Trail of Cthulhu, a new horror role-playing game that promises to take the drugery out of investigating mind-blowing Mythos monstrocities, is scheduled to be released February 1, 2008 by Indie Press Revolution. The company is is accepting pre-orders for the game now.
T'was a very geeky Christmas once again this year, and the Geek Tree's rocket tree skirt is filled with all manner of games and toys for thirtysomething boys.
First up, this year's Hess truck goes off-roading with a huge engine-revving 4x4 with two motorcycles. Very cool, and an instant hit with the kids. My annual Star Trek ornament was the bridge of the Enterprise from Wrath of Khan, with the Reliant depicted on screen. It has dialog from the movie, which just makes me want to pop the DVD in and watch it.
The Advanced Players Guide, by Green Ronin, with new spells, new classes and the big surprise -- a mass combat system compatible with D&D. Another big Green Ronin book is the Ultramodern Weapons Guide, which is a d20 Modern-compatible hardcover detailing hundreds of weapons with descriptions, pictures, specs and game stats.
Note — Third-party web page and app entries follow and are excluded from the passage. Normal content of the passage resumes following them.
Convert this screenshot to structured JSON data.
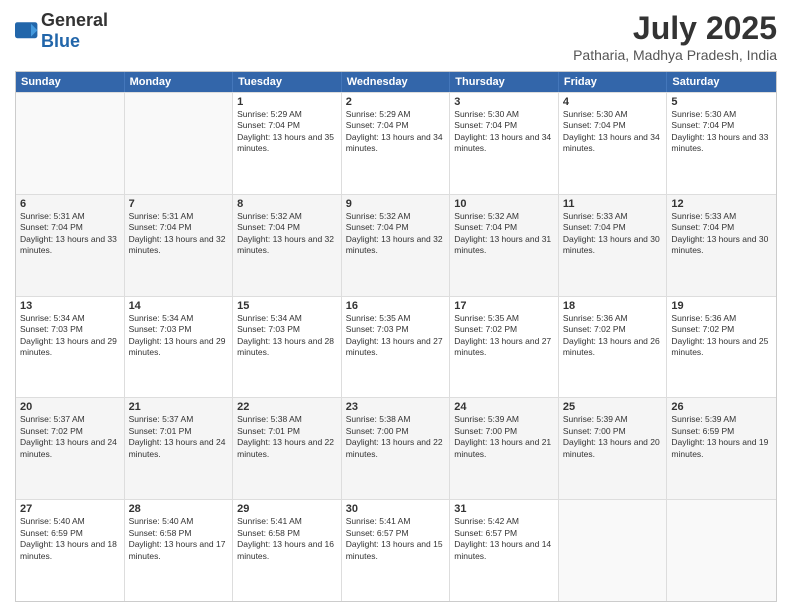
{
  "logo": {
    "general": "General",
    "blue": "Blue"
  },
  "header": {
    "title": "July 2025",
    "subtitle": "Patharia, Madhya Pradesh, India"
  },
  "calendar": {
    "days": [
      "Sunday",
      "Monday",
      "Tuesday",
      "Wednesday",
      "Thursday",
      "Friday",
      "Saturday"
    ],
    "rows": [
      [
        {
          "day": "",
          "empty": true
        },
        {
          "day": "",
          "empty": true
        },
        {
          "day": "1",
          "sunrise": "5:29 AM",
          "sunset": "7:04 PM",
          "daylight": "13 hours and 35 minutes."
        },
        {
          "day": "2",
          "sunrise": "5:29 AM",
          "sunset": "7:04 PM",
          "daylight": "13 hours and 34 minutes."
        },
        {
          "day": "3",
          "sunrise": "5:30 AM",
          "sunset": "7:04 PM",
          "daylight": "13 hours and 34 minutes."
        },
        {
          "day": "4",
          "sunrise": "5:30 AM",
          "sunset": "7:04 PM",
          "daylight": "13 hours and 34 minutes."
        },
        {
          "day": "5",
          "sunrise": "5:30 AM",
          "sunset": "7:04 PM",
          "daylight": "13 hours and 33 minutes."
        }
      ],
      [
        {
          "day": "6",
          "sunrise": "5:31 AM",
          "sunset": "7:04 PM",
          "daylight": "13 hours and 33 minutes."
        },
        {
          "day": "7",
          "sunrise": "5:31 AM",
          "sunset": "7:04 PM",
          "daylight": "13 hours and 32 minutes."
        },
        {
          "day": "8",
          "sunrise": "5:32 AM",
          "sunset": "7:04 PM",
          "daylight": "13 hours and 32 minutes."
        },
        {
          "day": "9",
          "sunrise": "5:32 AM",
          "sunset": "7:04 PM",
          "daylight": "13 hours and 32 minutes."
        },
        {
          "day": "10",
          "sunrise": "5:32 AM",
          "sunset": "7:04 PM",
          "daylight": "13 hours and 31 minutes."
        },
        {
          "day": "11",
          "sunrise": "5:33 AM",
          "sunset": "7:04 PM",
          "daylight": "13 hours and 30 minutes."
        },
        {
          "day": "12",
          "sunrise": "5:33 AM",
          "sunset": "7:04 PM",
          "daylight": "13 hours and 30 minutes."
        }
      ],
      [
        {
          "day": "13",
          "sunrise": "5:34 AM",
          "sunset": "7:03 PM",
          "daylight": "13 hours and 29 minutes."
        },
        {
          "day": "14",
          "sunrise": "5:34 AM",
          "sunset": "7:03 PM",
          "daylight": "13 hours and 29 minutes."
        },
        {
          "day": "15",
          "sunrise": "5:34 AM",
          "sunset": "7:03 PM",
          "daylight": "13 hours and 28 minutes."
        },
        {
          "day": "16",
          "sunrise": "5:35 AM",
          "sunset": "7:03 PM",
          "daylight": "13 hours and 27 minutes."
        },
        {
          "day": "17",
          "sunrise": "5:35 AM",
          "sunset": "7:02 PM",
          "daylight": "13 hours and 27 minutes."
        },
        {
          "day": "18",
          "sunrise": "5:36 AM",
          "sunset": "7:02 PM",
          "daylight": "13 hours and 26 minutes."
        },
        {
          "day": "19",
          "sunrise": "5:36 AM",
          "sunset": "7:02 PM",
          "daylight": "13 hours and 25 minutes."
        }
      ],
      [
        {
          "day": "20",
          "sunrise": "5:37 AM",
          "sunset": "7:02 PM",
          "daylight": "13 hours and 24 minutes."
        },
        {
          "day": "21",
          "sunrise": "5:37 AM",
          "sunset": "7:01 PM",
          "daylight": "13 hours and 24 minutes."
        },
        {
          "day": "22",
          "sunrise": "5:38 AM",
          "sunset": "7:01 PM",
          "daylight": "13 hours and 22 minutes."
        },
        {
          "day": "23",
          "sunrise": "5:38 AM",
          "sunset": "7:00 PM",
          "daylight": "13 hours and 22 minutes."
        },
        {
          "day": "24",
          "sunrise": "5:39 AM",
          "sunset": "7:00 PM",
          "daylight": "13 hours and 21 minutes."
        },
        {
          "day": "25",
          "sunrise": "5:39 AM",
          "sunset": "7:00 PM",
          "daylight": "13 hours and 20 minutes."
        },
        {
          "day": "26",
          "sunrise": "5:39 AM",
          "sunset": "6:59 PM",
          "daylight": "13 hours and 19 minutes."
        }
      ],
      [
        {
          "day": "27",
          "sunrise": "5:40 AM",
          "sunset": "6:59 PM",
          "daylight": "13 hours and 18 minutes."
        },
        {
          "day": "28",
          "sunrise": "5:40 AM",
          "sunset": "6:58 PM",
          "daylight": "13 hours and 17 minutes."
        },
        {
          "day": "29",
          "sunrise": "5:41 AM",
          "sunset": "6:58 PM",
          "daylight": "13 hours and 16 minutes."
        },
        {
          "day": "30",
          "sunrise": "5:41 AM",
          "sunset": "6:57 PM",
          "daylight": "13 hours and 15 minutes."
        },
        {
          "day": "31",
          "sunrise": "5:42 AM",
          "sunset": "6:57 PM",
          "daylight": "13 hours and 14 minutes."
        },
        {
          "day": "",
          "empty": true
        },
        {
          "day": "",
          "empty": true
        }
      ]
    ]
  }
}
I know, perfect for Christmas, but I've heard nothing but good things about the book from my fellow gamers.
The Geek Tree has spawned. With my 18-month-old son Luke obsessed with putting almost everything he finds in his mouth, we decided that hanging up my various mini (and easily swallowed) ornaments wasn't a good idea. At the same time, my parents discovered my old Christmas tree from high school, a 18" tree that I used to setup in my room.
A string of white lights later, and the Spawn of the Geek Tree was born.
Like the Geek Tree, the mini-Geek Tree is decorated with a variety of science fiction and comic book ornaments (no fantasy ones though -- I didn't have any small enough for this tree; even the hobbits are out of scale). It's decorated with Hallmark's miniature Star Trek ornaments (the Enterprise-E, Defiant and Voyager) as well as their Star Wars collection (Imperial AT-AT, TIE Fighter and X-Wing).
It's the 23rd of December, which is a date my four-year-old is having a hard time grasping. She's mentally willing for Christmas to be here tomorrow and the whole "Christmas Eve" thing just isn't making sense to her. But she can tolerate Christmas Eve ... it's the Day before the Eve that's really getting to her.
Isse #115 of the Australian flash fictin webzine Antipodean is online. Among this month's stories are "The 32 Paths" by Nathan Burrage, "Close Encounter" by Richard Pitaniello, "Just Your Type" by Joan Malpass, and "The Favour" by Lynton Haggett. Check it out at www.antisf.com.
Issue #51 of Mongoose's Signs and Portents magazine is available for download. It's available in Role-player and Wargamer editions; the role-playing one includes a history of the mecha-meets-mythos Cthulhutech role-playing game, an article on designing widgets in Spycraft and legendary swords from RuneQuest.
With November’s Herculean feat of creativity behind me, I’ve turned my tired eyes back to the DVD player and the stack of Netflix envelopes that piled up during my self-imposed exile to my third-floor office.
Included in this horde of discs was the first disc of Buffy the Vampire Slayer, Season 4 (in which Buffy and the Scooby Gang go to college), the Bruce Willis action flick Live Free or Diehard (in which technophobe John MacClane must save the world from hackers) and the one shot episode Battlestar Galactica: Razor (which tells the story of the Battlestar Pegasus's escape form the Cylon's burtal assault on the 12 Colonies).
Ansible 245 (December 2007) has Harlan Ellison's rants about re-purposing of his Star Trek episode "The City on the Edge of Forever"; don't go there if you don't want any Trek-related spoilers and here's to hoping he doesn't try and come and smash my Geek Tree's Guardian ornament. The issue also briefly recounts the SFWA e-piracy controversy, the 2007 Bad Sex Awards, and much more.